Are you interested in volunteering with VALS?

VALS is supported by a number of talented volunteers who contribute to a number of different functional areas within the organisation, VALS has a long history of working with volunteers to facilitate social change Indeed VALS was founded by a group of talent and dedicated individuals who volunteered their time to ensure that the needs of Aboriginal and Torres Strait Islander peoples were supported.

It is notable that this group and those that came thereafter were the champions of social change for Aboriginal and Torres Strait islander people in Victoria and more broadly.

If you would like to contribute to a dynamic, rights focused organisation committed to the fight for justice for all Aboriginal and Torres Strait Islander peoples register your expression of interest in volunteering with VALS today.

The Data Analysis Support Volunteer will primarily support the Client Notification Service (CNS) team as well as working alongside the CNS Data Analyst and Team Leader to complete the CNS Manual and other admin duties.

CNS is a major aspect of VALS Community Justice Program. The Custody Notification Officers (CNOs) are key to the operation of the State’s CNO system. The Custody Notification System runs on a 24/7 basis with the CNO’s being the first contact point between a community member in custody at local police station, the police officers investigating the matter, and a VALS Criminal Lawyer.

They check on the health and wellbeing of people in custody, liaise with police and contact out of hours legal advice from our lawyers when they need to. CNO’s manage relationships with 332 police stations across the State.

In a Nutshell:

  • Research for the referral / resource manual
  • Construction of the CNS Manual
  • Assisting in scheduling meetings and/or appointments with outside stakeholders.
  • Assist in keeping up to date resources

Skills, qualifications, or experience required (or desirable) for role:

  • Microsoft word, Excel, and Power Point knowledge
  • Outlook Office Knowledge
  • Research knowledge
  • Phone etiquette
  • Team player

To apply for this role please send your cover letter and resume to our Volunteer Coordinator, Dayle Jones at 

VALS CNS Data Analysis Support Role Description 2022

To determine eligibility VALS will:

  • enquire as to the Aboriginality of the client;
  • enquire as to perceived or actual conflict of interest;
  • enquire as to compliance with the Means Test;
  • consider the merit of the client’s matter.

The first time someone uses VALS they must provide proof of their Aboriginality using the Confirmation of Aboriginality Form.
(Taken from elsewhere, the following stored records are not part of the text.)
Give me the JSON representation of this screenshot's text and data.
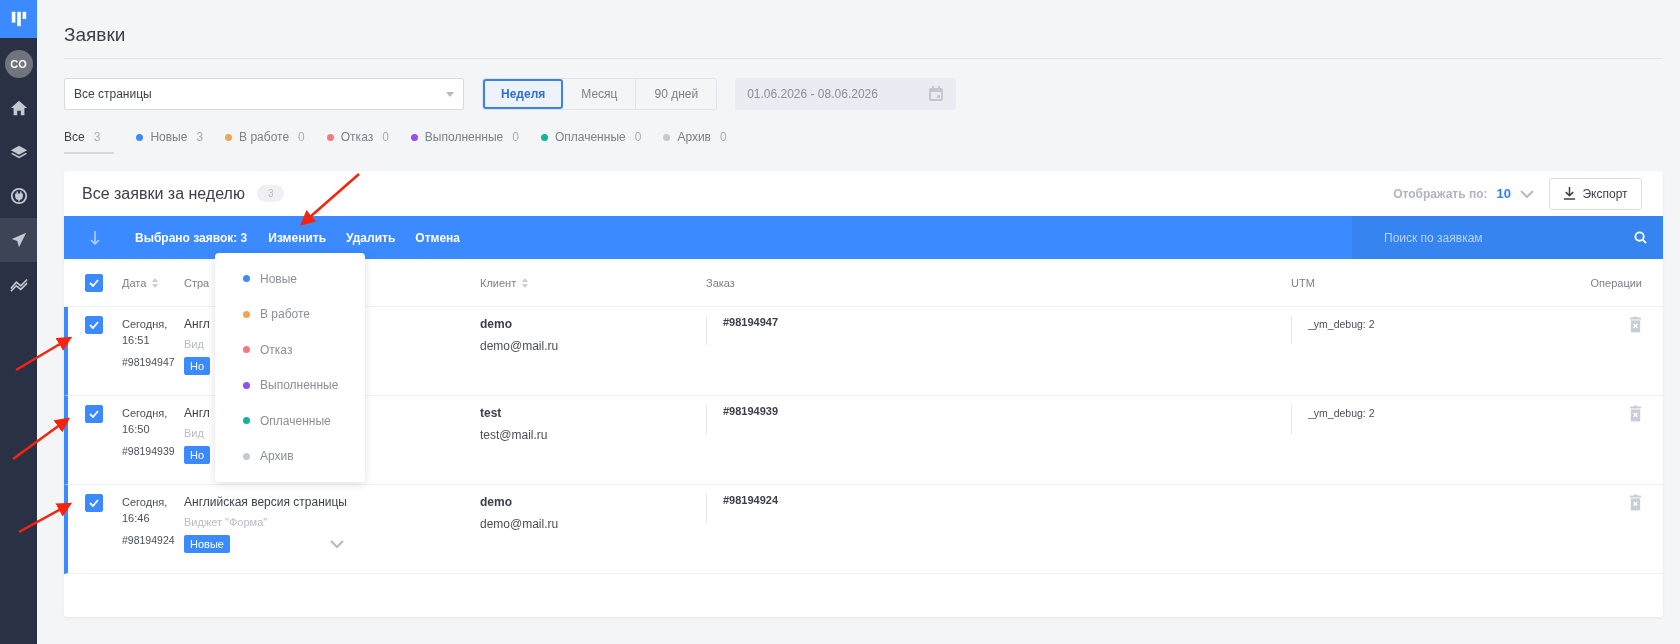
{
  "sidebar": {
    "items": [
      {
        "kind": "logo",
        "selected": false
      },
      {
        "kind": "avatar",
        "label": "CO",
        "selected": false
      },
      {
        "kind": "home",
        "selected": false
      },
      {
        "kind": "layers",
        "selected": false
      },
      {
        "kind": "plug",
        "selected": false
      },
      {
        "kind": "plane",
        "selected": true
      },
      {
        "kind": "chart",
        "selected": false
      }
    ]
  },
  "page_title": "Заявки",
  "filters": {
    "page_select": {
      "value": "Все страницы"
    },
    "periods": [
      {
        "label": "Неделя",
        "selected": true
      },
      {
        "label": "Месяц",
        "selected": false
      },
      {
        "label": "90 дней",
        "selected": false
      }
    ],
    "date_range": {
      "value": "01.06.2026 - 08.06.2026"
    }
  },
  "status_tabs": [
    {
      "label": "Все",
      "count": "3",
      "selected": true
    },
    {
      "label": "Новые",
      "count": "3",
      "color": "#3d8bfd",
      "selected": false
    },
    {
      "label": "В работе",
      "count": "0",
      "color": "#f0a555",
      "selected": false
    },
    {
      "label": "Отказ",
      "count": "0",
      "color": "#f6787f",
      "selected": false
    },
    {
      "label": "Выполненные",
      "count": "0",
      "color": "#9b4de8",
      "selected": false
    },
    {
      "label": "Оплаченные",
      "count": "0",
      "color": "#14b39b",
      "selected": false
    },
    {
      "label": "Архив",
      "count": "0",
      "color": "#c5c9d0",
      "selected": false
    }
  ],
  "card": {
    "title": "Все заявки за неделю",
    "count": "3",
    "per_page_label": "Отображать по:",
    "per_page_value": "10",
    "export_button": "Экспорт",
    "bulk_bar": {
      "selected_label": "Выбрано заявок: 3",
      "actions": [
        "Изменить",
        "Удалить",
        "Отмена"
      ],
      "search_placeholder": "Поиск по заявкам"
    },
    "status_menu": [
      {
        "label": "Новые",
        "color": "#3d8bfd"
      },
      {
        "label": "В работе",
        "color": "#f0a555"
      },
      {
        "label": "Отказ",
        "color": "#f6787f"
      },
      {
        "label": "Выполненные",
        "color": "#9b4de8"
      },
      {
        "label": "Оплаченные",
        "color": "#14b39b"
      },
      {
        "label": "Архив",
        "color": "#c5c9d0"
      }
    ],
    "table": {
      "select_all_checked": true,
      "columns": [
        {
          "label": "Дата",
          "sortable": true
        },
        {
          "label": "Стра"
        },
        {
          "label": "Клиент",
          "sortable": true
        },
        {
          "label": "Заказ",
          "sortable": false
        },
        {
          "label": "UTM",
          "sortable": false
        },
        {
          "label": "Операции",
          "sortable": false
        }
      ],
      "rows": [
        {
          "checked": true,
          "date": "Сегодня, 16:51",
          "id": "#98194947",
          "page": "Англ",
          "widget": "Вид",
          "status": "Но",
          "expand_visible": false,
          "client_name": "demo",
          "client_email": "demo@mail.ru",
          "order": "#98194947",
          "utm": "_ym_debug: 2"
        },
        {
          "checked": true,
          "date": "Сегодня, 16:50",
          "id": "#98194939",
          "page": "Англ",
          "widget": "Вид",
          "status": "Но",
          "expand_visible": false,
          "client_name": "test",
          "client_email": "test@mail.ru",
          "order": "#98194939",
          "utm": "_ym_debug: 2"
        },
        {
          "checked": true,
          "date": "Сегодня, 16:46",
          "id": "#98194924",
          "page": "Английская версия страницы",
          "widget": "Виджет \"Форма\"",
          "status": "Новые",
          "expand_visible": true,
          "client_name": "demo",
          "client_email": "demo@mail.ru",
          "order": "#98194924"
        }
      ]
    }
  }
}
This form must be signed and sealed by the Officer Bearers of a recognised Aboriginal and Torres Strait Islander organisation.

VALS must not decline to provide assistance to an eligible person, group or body on the grounds that the other party to the matter is an Aboriginal and/or Torres Strait Islander person. In circumstances where the relationship between the parties to a case would result in a conflict of interest, that conflict must be managed in accordance with the Victorian Legal Practice requirements and Policy Direction 9 – “Managing Conflicts of Interest” – of the Attorney-General’s Department Policy Directions for the Delivery of Legal Aid Services to Indigenous Australians (2008).

VALS will not act if a conflict of interest exists. A conflict of interest may be an ‘actual’ conflict of interest or a ‘perceived’ conflict of interest. A conflict of interest can involve:

  • Clients who have different interests, such as VALS may have advised or acted for person “A” (old client) who has an interest that conflicts with person “B” (intended new client).
  • Clients and VALS, such as a VALS staff member or Board Member has an interest that conflicts with an intended new client. Conflicts involving client-provider relationships are:
    •  An owner, director, manager, employee, contractor or agent of VALS and/or;
    • An employee of the Department; and/or
    • A close relative (spouse, de facto, parent, sibling or child) of any of the above.

VALS provides assistance on a first in best dressed basis (i.e. provide direct assistance to the party who approaches VALS first). VALS will refer the other party to another legal service provider or “brief out” the client to a private lawyer (subject to the client meeting the requirements for brief outs). Where appropriate, VALS may act for one client and provide assistance by brief out to the other.

Means Test
Where a person seeks casework assistance, VALS must ensure that applicants satisfy the Means Testing provisions of the Policy Directions.

VALS must ensure that all applicants for legal casework assistance satisfy one or more of the following requirements:

  • Under 18 years of age;
  • Main source of income comes from Community Development Employment Projects; (CDEP) participant wages or Centrelink (or equivalent) benefits; or
  • Gross household income is under $52,000 per annum.

Note: Household income includes the income of your partner, spouse, relative including an adult child who you live with.

The Means Test will be administered in two parts:

Part A: Requires the completion of a small number of questions relating to the applicant’s personal circumstances and income level.

Part B: Is required where applicants do not satisfy the criteria in Part A. It requires more detail about the applicant’s income, assets, employment status and number of dependents.

Merit Test
Discretion will be used to determine if a particular case has merit.